Input data section start
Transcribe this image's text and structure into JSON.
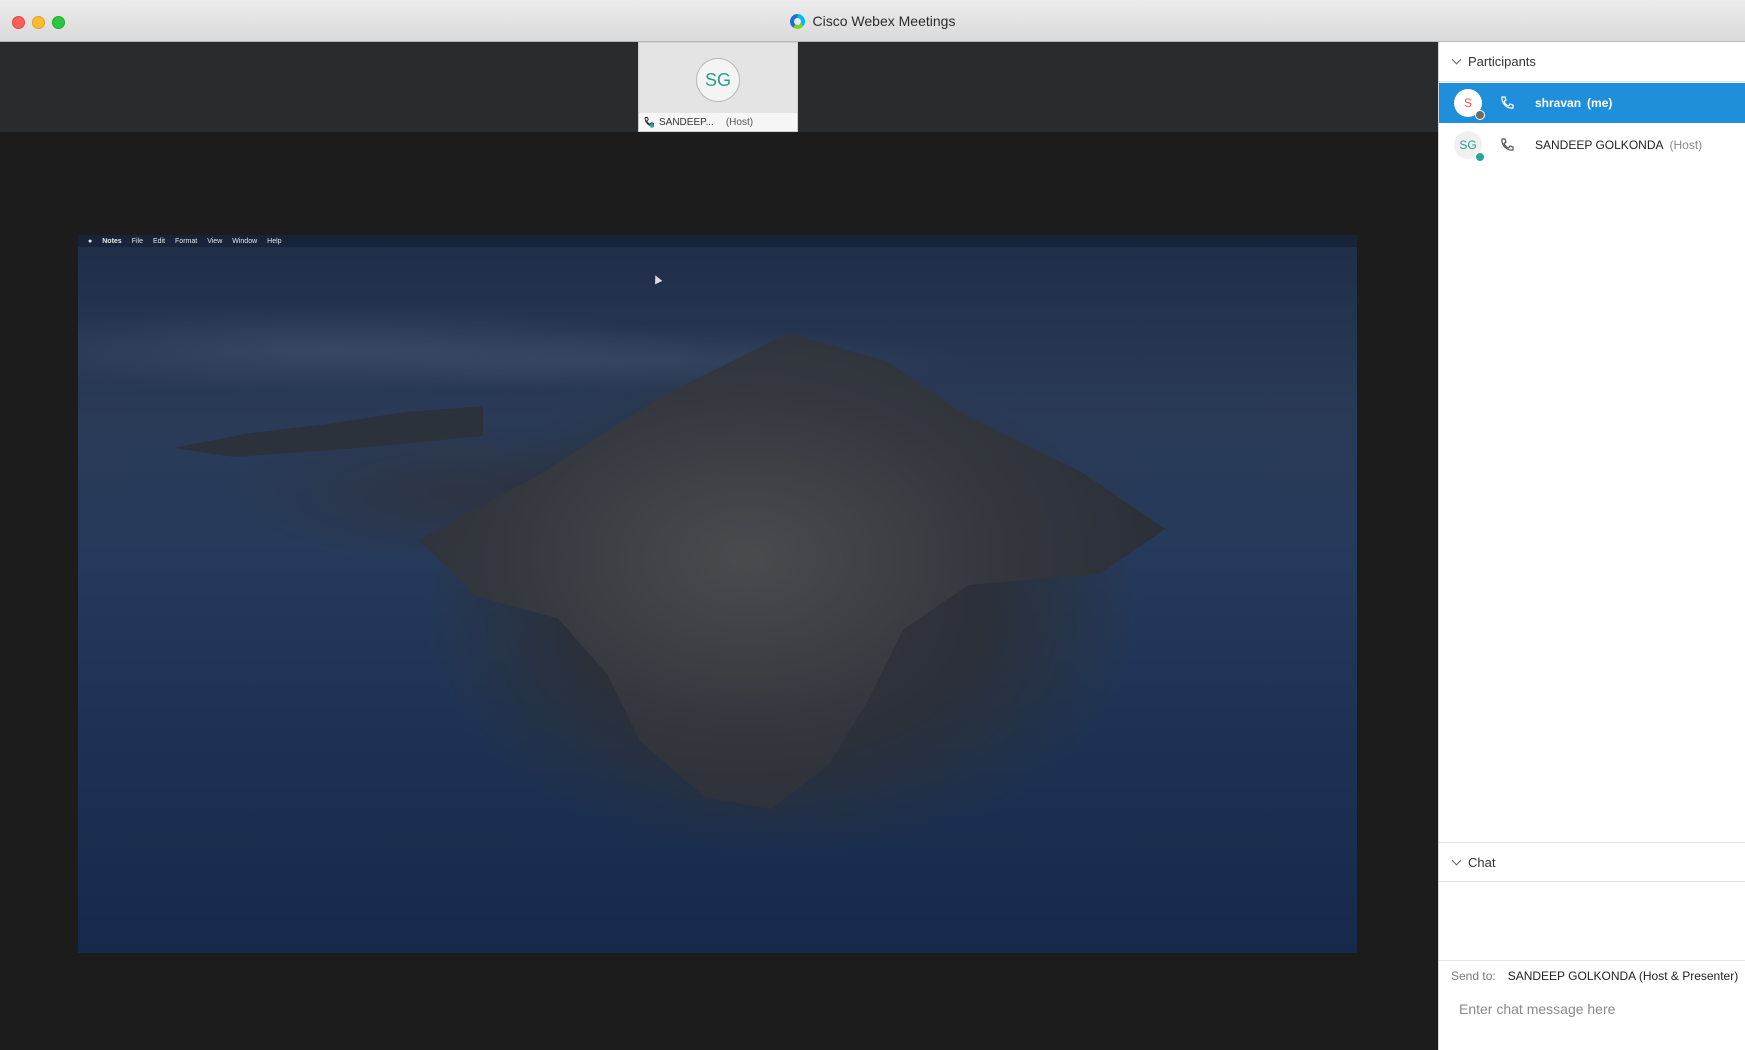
{
  "window": {
    "title": "Cisco Webex Meetings"
  },
  "video_tile": {
    "initials": "SG",
    "name": "SANDEEP...",
    "role": "(Host)"
  },
  "shared_screen": {
    "menubar": {
      "app": "Notes",
      "items": [
        "File",
        "Edit",
        "Format",
        "View",
        "Window",
        "Help"
      ]
    }
  },
  "participants": {
    "header": "Participants",
    "items": [
      {
        "initials": "S",
        "name": "shravan",
        "tag": "(me)",
        "selected": true
      },
      {
        "initials": "SG",
        "name": "SANDEEP GOLKONDA",
        "tag": "(Host)",
        "selected": false
      }
    ]
  },
  "chat": {
    "header": "Chat",
    "send_to_label": "Send to:",
    "send_to_value": "SANDEEP GOLKONDA (Host & Presenter)",
    "placeholder": "Enter chat message here"
  },
  "colors": {
    "selected_row": "#1f8fdc",
    "close": "#fe5f57",
    "minimize": "#febc2e",
    "maximize": "#28c840"
  }
}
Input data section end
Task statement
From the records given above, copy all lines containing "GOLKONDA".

Written answer
        "name": "SANDEEP GOLKONDA",
    "send_to_value": "SANDEEP GOLKONDA (Host & Presenter)",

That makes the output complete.